▶

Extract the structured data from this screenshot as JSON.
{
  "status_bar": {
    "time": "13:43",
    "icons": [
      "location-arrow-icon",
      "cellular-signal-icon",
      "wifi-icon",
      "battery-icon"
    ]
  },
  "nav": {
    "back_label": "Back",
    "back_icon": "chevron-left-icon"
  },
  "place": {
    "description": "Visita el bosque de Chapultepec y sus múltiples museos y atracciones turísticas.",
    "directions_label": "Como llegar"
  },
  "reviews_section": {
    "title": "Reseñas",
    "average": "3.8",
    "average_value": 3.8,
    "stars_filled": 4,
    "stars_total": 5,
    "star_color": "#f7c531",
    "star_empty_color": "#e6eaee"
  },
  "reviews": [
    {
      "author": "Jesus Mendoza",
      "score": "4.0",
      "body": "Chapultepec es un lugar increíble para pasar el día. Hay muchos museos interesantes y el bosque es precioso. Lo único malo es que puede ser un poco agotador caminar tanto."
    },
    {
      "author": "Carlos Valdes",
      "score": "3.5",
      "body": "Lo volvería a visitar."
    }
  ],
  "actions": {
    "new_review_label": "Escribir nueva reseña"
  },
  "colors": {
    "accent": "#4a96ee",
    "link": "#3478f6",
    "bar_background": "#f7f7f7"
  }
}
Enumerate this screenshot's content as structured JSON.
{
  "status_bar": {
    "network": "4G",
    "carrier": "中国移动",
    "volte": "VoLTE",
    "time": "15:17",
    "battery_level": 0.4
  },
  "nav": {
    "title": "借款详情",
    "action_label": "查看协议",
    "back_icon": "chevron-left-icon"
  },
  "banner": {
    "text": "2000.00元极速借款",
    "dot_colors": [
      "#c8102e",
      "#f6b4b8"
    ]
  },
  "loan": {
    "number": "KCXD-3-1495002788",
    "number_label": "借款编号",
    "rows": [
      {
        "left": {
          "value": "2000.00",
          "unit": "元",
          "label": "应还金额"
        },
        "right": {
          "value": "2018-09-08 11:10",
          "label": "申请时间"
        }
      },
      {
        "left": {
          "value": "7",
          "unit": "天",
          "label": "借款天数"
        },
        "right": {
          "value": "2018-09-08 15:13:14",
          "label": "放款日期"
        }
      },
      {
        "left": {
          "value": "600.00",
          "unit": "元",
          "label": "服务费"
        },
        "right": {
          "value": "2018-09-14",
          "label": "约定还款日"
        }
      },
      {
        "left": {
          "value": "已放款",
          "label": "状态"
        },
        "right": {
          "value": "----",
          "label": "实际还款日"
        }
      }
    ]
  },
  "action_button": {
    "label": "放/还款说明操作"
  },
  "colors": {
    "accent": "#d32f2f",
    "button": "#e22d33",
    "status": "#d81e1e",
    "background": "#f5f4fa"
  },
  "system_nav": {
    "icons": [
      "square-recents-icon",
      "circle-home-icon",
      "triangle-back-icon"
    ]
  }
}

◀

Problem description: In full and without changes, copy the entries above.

Result below:
Extract the structured data from this screenshot as JSON.
{
  "status_bar": {
    "time": "13:43",
    "icons": [
      "location-arrow-icon",
      "cellular-signal-icon",
      "wifi-icon",
      "battery-icon"
    ]
  },
  "nav": {
    "back_label": "Back",
    "back_icon": "chevron-left-icon"
  },
  "place": {
    "description": "Visita el bosque de Chapultepec y sus múltiples museos y atracciones turísticas.",
    "directions_label": "Como llegar"
  },
  "reviews_section": {
    "title": "Reseñas",
    "average": "3.8",
    "average_value": 3.8,
    "stars_filled": 4,
    "stars_total": 5,
    "star_color": "#f7c531",
    "star_empty_color": "#e6eaee"
  },
  "reviews": [
    {
      "author": "Jesus Mendoza",
      "score": "4.0",
      "body": "Chapultepec es un lugar increíble para pasar el día. Hay muchos museos interesantes y el bosque es precioso. Lo único malo es que puede ser un poco agotador caminar tanto."
    },
    {
      "author": "Carlos Valdes",
      "score": "3.5",
      "body": "Lo volvería a visitar."
    }
  ],
  "actions": {
    "new_review_label": "Escribir nueva reseña"
  },
  "colors": {
    "accent": "#4a96ee",
    "link": "#3478f6",
    "bar_background": "#f7f7f7"
  }
}
Enumerate this screenshot's content as structured JSON.
{
  "status_bar": {
    "network": "4G",
    "carrier": "中国移动",
    "volte": "VoLTE",
    "time": "15:17",
    "battery_level": 0.4
  },
  "nav": {
    "title": "借款详情",
    "action_label": "查看协议",
    "back_icon": "chevron-left-icon"
  },
  "banner": {
    "text": "2000.00元极速借款",
    "dot_colors": [
      "#c8102e",
      "#f6b4b8"
    ]
  },
  "loan": {
    "number": "KCXD-3-1495002788",
    "number_label": "借款编号",
    "rows": [
      {
        "left": {
          "value": "2000.00",
          "unit": "元",
          "label": "应还金额"
        },
        "right": {
          "value": "2018-09-08 11:10",
          "label": "申请时间"
        }
      },
      {
        "left": {
          "value": "7",
          "unit": "天",
          "label": "借款天数"
        },
        "right": {
          "value": "2018-09-08 15:13:14",
          "label": "放款日期"
        }
      },
      {
        "left": {
          "value": "600.00",
          "unit": "元",
          "label": "服务费"
        },
        "right": {
          "value": "2018-09-14",
          "label": "约定还款日"
        }
      },
      {
        "left": {
          "value": "已放款",
          "label": "状态"
        },
        "right": {
          "value": "----",
          "label": "实际还款日"
        }
      }
    ]
  },
  "action_button": {
    "label": "放/还款说明操作"
  },
  "colors": {
    "accent": "#d32f2f",
    "button": "#e22d33",
    "status": "#d81e1e",
    "background": "#f5f4fa"
  },
  "system_nav": {
    "icons": [
      "square-recents-icon",
      "circle-home-icon",
      "triangle-back-icon"
    ]
  }
}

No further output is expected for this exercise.